The Alaska Division of Public Health has partnered with the Alaska Native Tribal Health Consortium to implement the Healthy Alaskans 2020 program, which focuses on addressing the 25 highest priority public health issues in Alaska.
As of 2015, public health officials have made significant progress in reducing a number of significant health and social problems in Alaska:
- The percentage of adolescents who have used tobacco
- The suicide rate of Alaskans between 15 and 24 years old
- The rate of child maltreatment
- The number of people that engage in binge drinking
- The rate of unintentional injury leading to mortality
The Alaska Department of Health and Social Services is at the forefront of efforts to improve public health in the state using epidemiological approaches through the Alaska State Public Health Laboratories:
- Alaskan residents frequently rely on wild game to supplement their diets and run the risk of ingesting Trichinella larvae and coming down with trichinellosis. Six of the outbreaks between 2005 and 2014 involved eating game meat such as wild boar, bear, and moose that had not been adequately cooked. Public health officials are working to publicize this health threat and testing people to see if they have been infected and can be treated.
- The IDeA Network of Biomedical Research Excellence program focuses on basic research that leads to practical ways to improve public health in Alaska. Environmental contamination is a widespread problem in Alaska, and one of the projects funded in 2015 investigated the efficacy of using plants to clean up soils contaminated with diesel in rural parts of the state.
From policy makers and public-facing medical professionals, to research scientists and environmental health professionals, public health officials in Alaska are making significant inroads when it comes to improving the health of the state’s residents.
Salaries for Public Health Professionals in Anchorage

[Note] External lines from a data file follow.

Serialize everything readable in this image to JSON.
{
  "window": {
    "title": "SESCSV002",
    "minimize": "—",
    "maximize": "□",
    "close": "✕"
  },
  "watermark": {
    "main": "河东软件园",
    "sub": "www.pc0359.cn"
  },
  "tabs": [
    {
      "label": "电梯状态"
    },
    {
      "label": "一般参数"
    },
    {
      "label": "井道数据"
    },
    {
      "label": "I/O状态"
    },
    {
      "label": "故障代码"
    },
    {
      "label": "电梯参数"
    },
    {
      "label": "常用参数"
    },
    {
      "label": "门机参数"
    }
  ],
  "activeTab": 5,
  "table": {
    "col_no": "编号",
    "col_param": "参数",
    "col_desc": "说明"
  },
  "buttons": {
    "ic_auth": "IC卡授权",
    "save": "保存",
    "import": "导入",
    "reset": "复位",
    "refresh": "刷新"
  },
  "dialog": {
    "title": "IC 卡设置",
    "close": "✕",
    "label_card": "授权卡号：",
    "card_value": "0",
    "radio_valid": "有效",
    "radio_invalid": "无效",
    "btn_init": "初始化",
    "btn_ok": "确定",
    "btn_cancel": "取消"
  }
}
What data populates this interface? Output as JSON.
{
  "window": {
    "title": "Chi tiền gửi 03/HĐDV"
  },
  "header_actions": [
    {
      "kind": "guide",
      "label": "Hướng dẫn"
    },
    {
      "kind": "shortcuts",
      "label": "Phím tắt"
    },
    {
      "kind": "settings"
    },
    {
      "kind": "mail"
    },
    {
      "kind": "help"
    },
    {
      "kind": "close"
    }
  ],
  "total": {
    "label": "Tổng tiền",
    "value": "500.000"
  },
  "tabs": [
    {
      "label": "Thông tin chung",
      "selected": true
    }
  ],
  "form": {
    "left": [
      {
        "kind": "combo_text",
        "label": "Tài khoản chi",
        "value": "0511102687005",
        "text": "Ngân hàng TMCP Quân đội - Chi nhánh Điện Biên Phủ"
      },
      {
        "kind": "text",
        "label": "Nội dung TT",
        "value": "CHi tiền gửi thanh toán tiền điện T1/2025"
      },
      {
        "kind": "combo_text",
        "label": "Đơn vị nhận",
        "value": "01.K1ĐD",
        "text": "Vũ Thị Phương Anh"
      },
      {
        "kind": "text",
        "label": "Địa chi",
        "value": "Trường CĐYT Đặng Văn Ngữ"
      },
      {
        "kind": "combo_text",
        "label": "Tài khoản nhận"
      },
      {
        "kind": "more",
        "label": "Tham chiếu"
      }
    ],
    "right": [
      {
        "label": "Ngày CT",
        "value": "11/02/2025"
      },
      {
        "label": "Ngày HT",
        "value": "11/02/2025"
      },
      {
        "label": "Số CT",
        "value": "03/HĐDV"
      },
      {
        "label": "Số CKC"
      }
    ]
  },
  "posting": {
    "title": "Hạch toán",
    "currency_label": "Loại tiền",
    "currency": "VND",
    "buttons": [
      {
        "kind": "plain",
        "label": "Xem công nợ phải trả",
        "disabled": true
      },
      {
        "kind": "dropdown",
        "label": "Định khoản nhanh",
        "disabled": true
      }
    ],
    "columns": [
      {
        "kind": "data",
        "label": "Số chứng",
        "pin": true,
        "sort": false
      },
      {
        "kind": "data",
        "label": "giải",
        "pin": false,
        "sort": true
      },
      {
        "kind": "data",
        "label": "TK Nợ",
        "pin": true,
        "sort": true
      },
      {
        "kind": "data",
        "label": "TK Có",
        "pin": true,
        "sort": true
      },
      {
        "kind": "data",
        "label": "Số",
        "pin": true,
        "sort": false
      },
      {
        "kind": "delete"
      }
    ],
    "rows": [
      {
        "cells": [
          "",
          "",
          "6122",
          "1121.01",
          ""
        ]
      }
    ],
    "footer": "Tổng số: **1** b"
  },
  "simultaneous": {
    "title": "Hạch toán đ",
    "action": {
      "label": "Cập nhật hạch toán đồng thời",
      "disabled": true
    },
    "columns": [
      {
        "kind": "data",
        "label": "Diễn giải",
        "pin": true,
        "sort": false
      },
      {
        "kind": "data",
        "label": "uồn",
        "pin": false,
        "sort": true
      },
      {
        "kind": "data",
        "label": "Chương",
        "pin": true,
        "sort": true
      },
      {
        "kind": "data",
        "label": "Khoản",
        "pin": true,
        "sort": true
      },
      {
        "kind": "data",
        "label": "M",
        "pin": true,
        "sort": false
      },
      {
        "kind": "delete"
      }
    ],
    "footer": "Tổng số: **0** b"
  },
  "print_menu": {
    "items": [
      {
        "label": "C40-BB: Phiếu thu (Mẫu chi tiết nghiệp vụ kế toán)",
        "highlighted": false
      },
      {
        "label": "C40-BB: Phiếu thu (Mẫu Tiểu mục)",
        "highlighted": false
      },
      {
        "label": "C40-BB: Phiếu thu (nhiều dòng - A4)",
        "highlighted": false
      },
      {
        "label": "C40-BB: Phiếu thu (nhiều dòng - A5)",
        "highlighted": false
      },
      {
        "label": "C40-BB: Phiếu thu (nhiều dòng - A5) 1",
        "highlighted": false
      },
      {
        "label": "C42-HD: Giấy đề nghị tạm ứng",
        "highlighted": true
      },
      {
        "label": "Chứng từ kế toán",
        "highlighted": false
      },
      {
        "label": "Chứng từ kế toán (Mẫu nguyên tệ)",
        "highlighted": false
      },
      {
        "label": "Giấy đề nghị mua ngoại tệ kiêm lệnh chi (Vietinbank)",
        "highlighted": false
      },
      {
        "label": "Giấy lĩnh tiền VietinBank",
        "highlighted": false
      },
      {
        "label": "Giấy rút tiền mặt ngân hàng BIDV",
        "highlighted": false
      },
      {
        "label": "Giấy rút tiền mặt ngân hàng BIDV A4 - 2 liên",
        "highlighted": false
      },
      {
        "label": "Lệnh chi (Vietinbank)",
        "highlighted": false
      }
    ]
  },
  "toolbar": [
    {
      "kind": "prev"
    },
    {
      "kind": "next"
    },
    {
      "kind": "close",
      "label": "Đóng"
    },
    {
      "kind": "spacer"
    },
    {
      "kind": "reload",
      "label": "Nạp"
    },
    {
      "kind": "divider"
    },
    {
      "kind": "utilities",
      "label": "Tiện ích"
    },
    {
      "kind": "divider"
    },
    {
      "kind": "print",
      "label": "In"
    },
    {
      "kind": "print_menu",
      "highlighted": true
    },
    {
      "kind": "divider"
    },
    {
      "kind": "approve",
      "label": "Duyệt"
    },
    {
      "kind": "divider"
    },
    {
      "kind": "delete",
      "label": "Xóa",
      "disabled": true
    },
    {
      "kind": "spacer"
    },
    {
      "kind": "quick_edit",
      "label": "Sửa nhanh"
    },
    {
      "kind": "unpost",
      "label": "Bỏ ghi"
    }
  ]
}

The Alaska Policy Forum provides the salaries of state employees, including the epidemiologists who worked for the Department of Health and Social Services (2010):
- Chief Epidemiologist: $170,154

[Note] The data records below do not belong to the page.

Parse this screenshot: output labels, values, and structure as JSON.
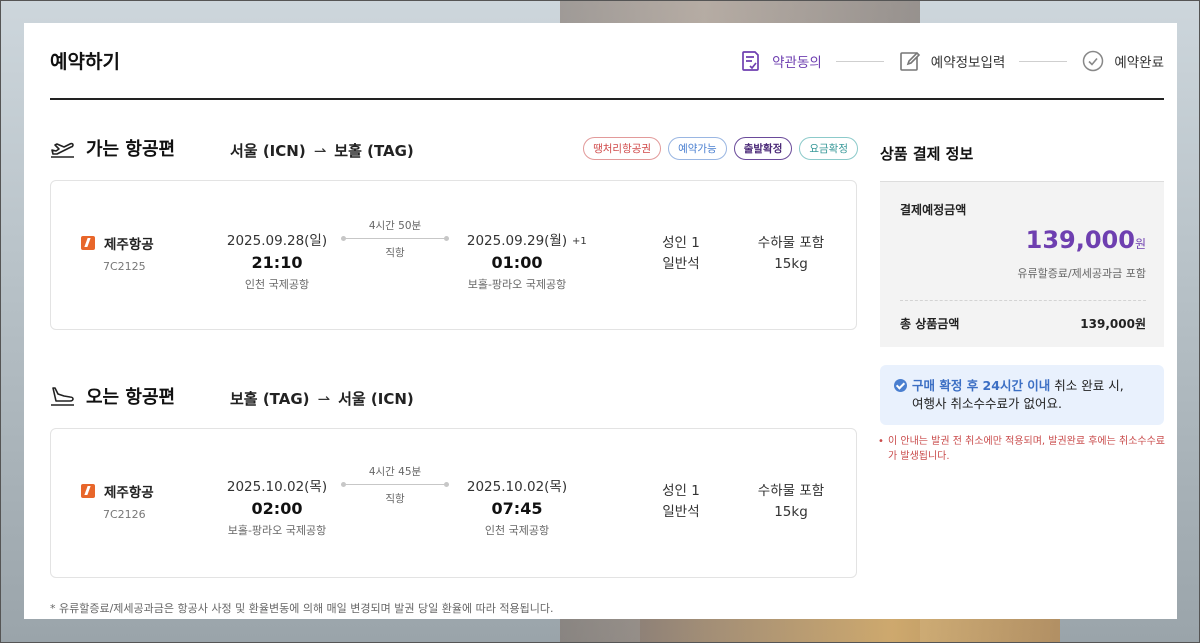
{
  "page_title": "예약하기",
  "steps": [
    {
      "label": "약관동의",
      "icon": "terms-check-icon",
      "active": true
    },
    {
      "label": "예약정보입력",
      "icon": "edit-form-icon",
      "active": false
    },
    {
      "label": "예약완료",
      "icon": "check-circle-icon",
      "active": false
    }
  ],
  "outbound": {
    "title": "가는 항공편",
    "route_from": "서울 (ICN)",
    "route_arrow": "⇀",
    "route_to": "보홀 (TAG)",
    "badges": [
      "땡처리항공권",
      "예약가능",
      "출발확정",
      "요금확정"
    ],
    "airline": "제주항공",
    "flight_code": "7C2125",
    "dep_date": "2025.09.28(일)",
    "dep_time": "21:10",
    "dep_airport": "인천 국제공항",
    "duration": "4시간 50분",
    "direct": "직항",
    "arr_date": "2025.09.29(월)",
    "arr_plus": "+1",
    "arr_time": "01:00",
    "arr_airport": "보홀-팡라오 국제공항",
    "pax": "성인 1",
    "cabin": "일반석",
    "baggage_label": "수하물 포함",
    "baggage_weight": "15kg"
  },
  "inbound": {
    "title": "오는 항공편",
    "route_from": "보홀 (TAG)",
    "route_arrow": "⇀",
    "route_to": "서울 (ICN)",
    "airline": "제주항공",
    "flight_code": "7C2126",
    "dep_date": "2025.10.02(목)",
    "dep_time": "02:00",
    "dep_airport": "보홀-팡라오 국제공항",
    "duration": "4시간 45분",
    "direct": "직항",
    "arr_date": "2025.10.02(목)",
    "arr_time": "07:45",
    "arr_airport": "인천 국제공항",
    "pax": "성인 1",
    "cabin": "일반석",
    "baggage_label": "수하물 포함",
    "baggage_weight": "15kg"
  },
  "payment": {
    "title": "상품 결제 정보",
    "expected_label": "결제예정금액",
    "expected_amount": "139,000",
    "currency": "원",
    "includes_note": "유류할증료/제세공과금 포함",
    "total_label": "총 상품금액",
    "total_value": "139,000원"
  },
  "notice": {
    "highlight": "구매 확정 후 24시간 이내",
    "rest_line1": " 취소 완료 시,",
    "line2": "여행사 취소수수료가 없어요."
  },
  "warning": {
    "bullet": "•",
    "text": "이 안내는 발권 전 취소에만 적용되며, 발권완료 후에는 취소수수료가 발생됩니다."
  },
  "footnote": "*  유류할증료/제세공과금은 항공사 사정 및 환율변동에 의해 매일 변경되며 발권 당일 환율에 따라 적용됩니다.",
  "colors": {
    "accent": "#6e3fb0",
    "notice_bg": "#e9f1fd",
    "warning": "#c94b4b"
  }
}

- Epidemiologist: $167,084
The Alaska Department of Labor provides the salary ranges for public health professionals in Anchorage for 2013. Public health officials with an MPH are likely to have salaries on the high end of the spectrum:

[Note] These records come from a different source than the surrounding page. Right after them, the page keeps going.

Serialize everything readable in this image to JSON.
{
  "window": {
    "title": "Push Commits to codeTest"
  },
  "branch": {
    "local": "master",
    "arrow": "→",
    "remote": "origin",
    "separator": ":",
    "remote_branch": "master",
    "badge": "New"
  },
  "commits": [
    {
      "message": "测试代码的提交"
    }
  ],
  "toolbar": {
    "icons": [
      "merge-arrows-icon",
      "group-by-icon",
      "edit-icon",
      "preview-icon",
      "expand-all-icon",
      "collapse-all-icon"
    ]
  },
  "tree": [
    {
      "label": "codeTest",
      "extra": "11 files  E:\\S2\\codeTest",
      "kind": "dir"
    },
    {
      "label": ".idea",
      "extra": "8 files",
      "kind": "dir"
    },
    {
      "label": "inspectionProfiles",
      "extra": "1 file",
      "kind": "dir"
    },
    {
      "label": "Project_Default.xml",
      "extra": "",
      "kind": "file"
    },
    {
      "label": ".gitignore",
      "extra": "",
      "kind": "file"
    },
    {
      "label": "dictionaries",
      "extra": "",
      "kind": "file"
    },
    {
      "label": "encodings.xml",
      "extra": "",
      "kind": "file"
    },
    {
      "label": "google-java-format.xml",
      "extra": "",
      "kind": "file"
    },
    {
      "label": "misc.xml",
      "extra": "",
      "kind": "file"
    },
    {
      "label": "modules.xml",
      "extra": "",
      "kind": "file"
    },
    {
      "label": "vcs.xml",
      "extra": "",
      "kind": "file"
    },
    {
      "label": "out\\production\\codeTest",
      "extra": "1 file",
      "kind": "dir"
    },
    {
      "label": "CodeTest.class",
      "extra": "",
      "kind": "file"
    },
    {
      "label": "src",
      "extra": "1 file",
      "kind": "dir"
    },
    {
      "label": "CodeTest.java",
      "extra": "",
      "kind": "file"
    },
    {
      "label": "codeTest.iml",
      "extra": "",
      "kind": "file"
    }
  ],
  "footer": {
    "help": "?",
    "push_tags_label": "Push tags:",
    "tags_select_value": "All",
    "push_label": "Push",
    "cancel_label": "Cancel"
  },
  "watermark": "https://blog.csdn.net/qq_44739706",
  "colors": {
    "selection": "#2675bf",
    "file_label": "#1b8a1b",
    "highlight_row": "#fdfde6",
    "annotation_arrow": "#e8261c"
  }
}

An Analysis of Salaries for Public Health Professionals in Alaska
The US Bureau of Labor Statistics provides an analysis of the hourly and annual salaries of Alaska’s public health officials for 2014. Salaries for the following professions were higher in Alaska than the national average:
- Community Health Workers
- Environmental Scientists & Specialists
- Health Educators
- Mining & Geological Engineers
- Occupational Health & Safety Specialists
- Social & Community Service Managers
- Substance Abuse & Behavioral Disorder Counselors
*The hourly wage for this position is greater than $90, and the annual salary is more than $187,199. The US Bureau of Labor Statistics does not publish slary data beyond these thresholds.